(Records for the task begins)

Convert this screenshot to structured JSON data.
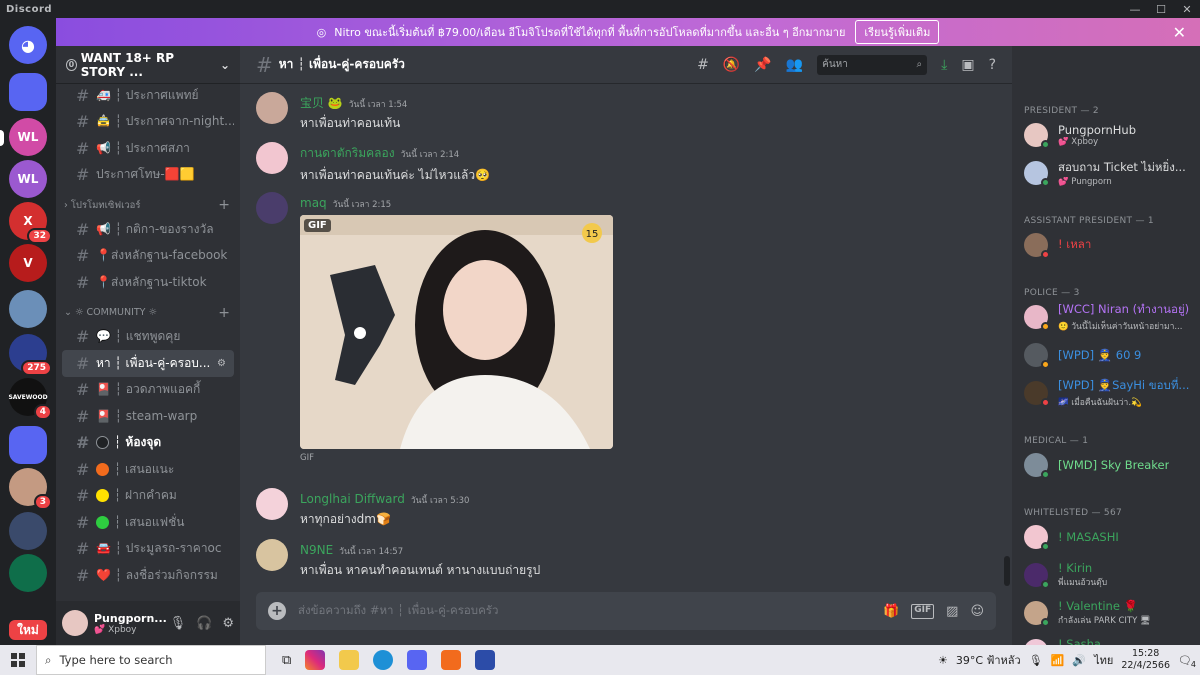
{
  "app": {
    "title": "Discord"
  },
  "nitro_banner": {
    "text": "Nitro ขณะนี้เริ่มต้นที่ ฿79.00/เดือน อีโมจิโปรดที่ใช้ได้ทุกที่ พื้นที่การอัปโหลดที่มากขึ้น และอื่น ๆ อีกมากมาย",
    "button": "เรียนรู้เพิ่มเติม"
  },
  "guilds": [
    {
      "label": "",
      "badge": "",
      "color": "#5865f2"
    },
    {
      "label": "",
      "badge": "",
      "color": "#5865f2"
    },
    {
      "label": "WL",
      "badge": "",
      "color": "#d14ba6"
    },
    {
      "label": "WL",
      "badge": "",
      "color": "#9b59d0"
    },
    {
      "label": "X",
      "badge": "32",
      "color": "#d32f2f"
    },
    {
      "label": "V",
      "badge": "",
      "color": "#b71c1c"
    },
    {
      "label": "",
      "badge": "",
      "color": "#6b8fb8"
    },
    {
      "label": "",
      "badge": "275",
      "color": "#2c3e8f"
    },
    {
      "label": "SAVEWOOD",
      "badge": "4",
      "color": "#111111"
    },
    {
      "label": "",
      "badge": "",
      "color": "#5865f2"
    },
    {
      "label": "",
      "badge": "3",
      "color": "#c49a82"
    },
    {
      "label": "",
      "badge": "",
      "color": "#3a4a6b"
    },
    {
      "label": "",
      "badge": "",
      "color": "#0f6e4a"
    },
    {
      "label": "ใหม่",
      "badge": "",
      "color": "#ed4245"
    }
  ],
  "server": {
    "name": "WANT 18+ RP STORY ...",
    "boost": "0"
  },
  "channels_top": [
    {
      "name": "🚑 ┆ ประกาศแพทย์",
      "state": "normal"
    },
    {
      "name": "🚖 ┆ ประกาศจาก-night...",
      "state": "normal"
    },
    {
      "name": "📢 ┆ ประกาศสภา",
      "state": "normal"
    },
    {
      "name": "ประกาศโทษ-🟥🟨",
      "state": "normal"
    }
  ],
  "category_promo": "โปรโมทเซิฟเวอร์",
  "channels_promo": [
    {
      "name": "📢 ┆ กติกา-ของรางวัล",
      "state": "normal"
    },
    {
      "name": "📍ส่งหลักฐาน-facebook",
      "state": "normal"
    },
    {
      "name": "📍ส่งหลักฐาน-tiktok",
      "state": "normal"
    }
  ],
  "category_community": "☼ COMMUNITY ☼",
  "channels_community": [
    {
      "name": "💬 ┆ แชทพูดคุย",
      "state": "normal",
      "dot": ""
    },
    {
      "name": "หา ┆ เพื่อน-คู่-ครอบ...",
      "state": "active",
      "dot": ""
    },
    {
      "name": "🎴 ┆ อวดภาพแอคกี้",
      "state": "normal",
      "dot": ""
    },
    {
      "name": "🎴 ┆ steam-warp",
      "state": "normal",
      "dot": ""
    },
    {
      "name": "┆ ห้องจุด",
      "state": "unread",
      "dot": "#202225"
    },
    {
      "name": "┆ เสนอแนะ",
      "state": "normal",
      "dot": "#f26b1d"
    },
    {
      "name": "┆ ฝากคำคม",
      "state": "normal",
      "dot": "#ffe100"
    },
    {
      "name": "┆ เสนอแฟชั่น",
      "state": "normal",
      "dot": "#2ecc40"
    },
    {
      "name": "🚘 ┆ ประมูลรถ-ราคาoc",
      "state": "normal",
      "dot": ""
    },
    {
      "name": "❤️ ┆ ลงชื่อร่วมกิจกรรม",
      "state": "normal",
      "dot": ""
    }
  ],
  "user": {
    "name": "Pungporn...",
    "status": "💕 Xpboy"
  },
  "chat": {
    "channel_title": "หา ┆ เพื่อน-คู่-ครอบครัว",
    "search_placeholder": "ค้นหา",
    "composer_placeholder": "ส่งข้อความถึง #หา ┆ เพื่อน-คู่-ครอบครัว",
    "messages": [
      {
        "author": "宝贝 🐸",
        "author_color": "#3ba55d",
        "time": "วันนี้ เวลา 1:54",
        "text": "หาเพื่อนท่าคอนเท้น",
        "avatar_color": "#c9a89a"
      },
      {
        "author": "กานดาตักริมคลอง",
        "author_color": "#3ba55d",
        "time": "วันนี้ เวลา 2:14",
        "text": "หาเพื่อนท่าคอนเท้นค่ะ ไม่ไหวแล้ว🥺",
        "avatar_color": "#f2c6d0"
      },
      {
        "author": "maq",
        "author_color": "#3ba55d",
        "time": "วันนี้ เวลา 2:15",
        "text": "",
        "avatar_color": "#4a3d6b",
        "gif_label": "GIF",
        "gif_caption": "GIF"
      },
      {
        "author": "Longlhai Diffward",
        "author_color": "#3ba55d",
        "time": "วันนี้ เวลา 5:30",
        "text": "หาทุกอย่างdm🍞",
        "avatar_color": "#f4d2da"
      },
      {
        "author": "N9NE",
        "author_color": "#3ba55d",
        "time": "วันนี้ เวลา 14:57",
        "text": "หาเพื่อน หาคนทำคอนเทนต์ หานางแบบถ่ายรูป",
        "avatar_color": "#d8c4a0"
      }
    ]
  },
  "members": {
    "groups": [
      {
        "title": "PRESIDENT — 2",
        "items": [
          {
            "name": "PungpornHub",
            "status": "💕 Xpboy",
            "color": "#dcddde",
            "avatar": "#e7c7c2",
            "presence": "#3ba55d"
          },
          {
            "name": "สอบถาม Ticket ไม่หยิ่ง...",
            "status": "💕 Pungporn",
            "color": "#dcddde",
            "avatar": "#b6c5e0",
            "presence": "#3ba55d"
          }
        ]
      },
      {
        "title": "ASSISTANT PRESIDENT — 1",
        "items": [
          {
            "name": "! เหลา",
            "status": "",
            "color": "#ed4245",
            "avatar": "#8a6d5a",
            "presence": "#ed4245"
          }
        ]
      },
      {
        "title": "POLICE — 3",
        "items": [
          {
            "name": "[WCC] Niran (ทำงานอยู่)",
            "status": "🙂 วันนี้ไม่เห็นค่าวันหน้าอย่ามา...",
            "color": "#b473f5",
            "avatar": "#e8b7c8",
            "presence": "#faa61a"
          },
          {
            "name": "[WPD] 👮 60 9",
            "status": "",
            "color": "#3b8fe0",
            "avatar": "#555a60",
            "presence": "#faa61a"
          },
          {
            "name": "[WPD] 👮SayHi ขอบที่...",
            "status": "🌌 เมื่อคืนฉันฝันว่า.💫",
            "color": "#3b8fe0",
            "avatar": "#4a3a2a",
            "presence": "#ed4245"
          }
        ]
      },
      {
        "title": "MEDICAL — 1",
        "items": [
          {
            "name": "[WMD] Sky Breaker",
            "status": "",
            "color": "#6fdc8c",
            "avatar": "#7d8c99",
            "presence": "#3ba55d"
          }
        ]
      },
      {
        "title": "WHITELISTED — 567",
        "items": [
          {
            "name": "! MASASHI",
            "status": "",
            "color": "#3ba55d",
            "avatar": "#f2c6d0",
            "presence": "#3ba55d"
          },
          {
            "name": "! Kirin",
            "status": "พี่แมนอ้วนตุ๊บ",
            "color": "#3ba55d",
            "avatar": "#4b2a6a",
            "presence": "#3ba55d"
          },
          {
            "name": "! Valentine 🌹",
            "status": "กำลังเล่น PARK CITY 🖥",
            "color": "#3ba55d",
            "avatar": "#c4a48a",
            "presence": "#3ba55d"
          },
          {
            "name": "! Sasha",
            "status": "🌪 ขอบคุณนะที่เลิกกัน ปลดปล่...",
            "color": "#3ba55d",
            "avatar": "#f0c8d8",
            "presence": "#faa61a"
          }
        ]
      }
    ]
  },
  "taskbar": {
    "search_placeholder": "Type here to search",
    "weather": "39°C ฟ้าหลัว",
    "lang": "ไทย",
    "time": "15:28",
    "date": "22/4/2566",
    "notif_count": "4"
  }
}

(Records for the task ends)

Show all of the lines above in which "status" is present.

    "status": "💕 Xpboy"
            "status": "💕 Xpboy",
            "status": "💕 Pungporn",
            "status": "",
            "status": "🙂 วันนี้ไม่เห็นค่าวันหน้าอย่ามา...",
            "status": "",
            "status": "🌌 เมื่อคืนฉันฝันว่า.💫",
            "status": "",
            "status": "",
            "status": "พี่แมนอ้วนตุ๊บ",
            "status": "กำลังเล่น PARK CITY 🖥",
            "status": "🌪 ขอบคุณนะที่เลิกกัน ปลดปล่...",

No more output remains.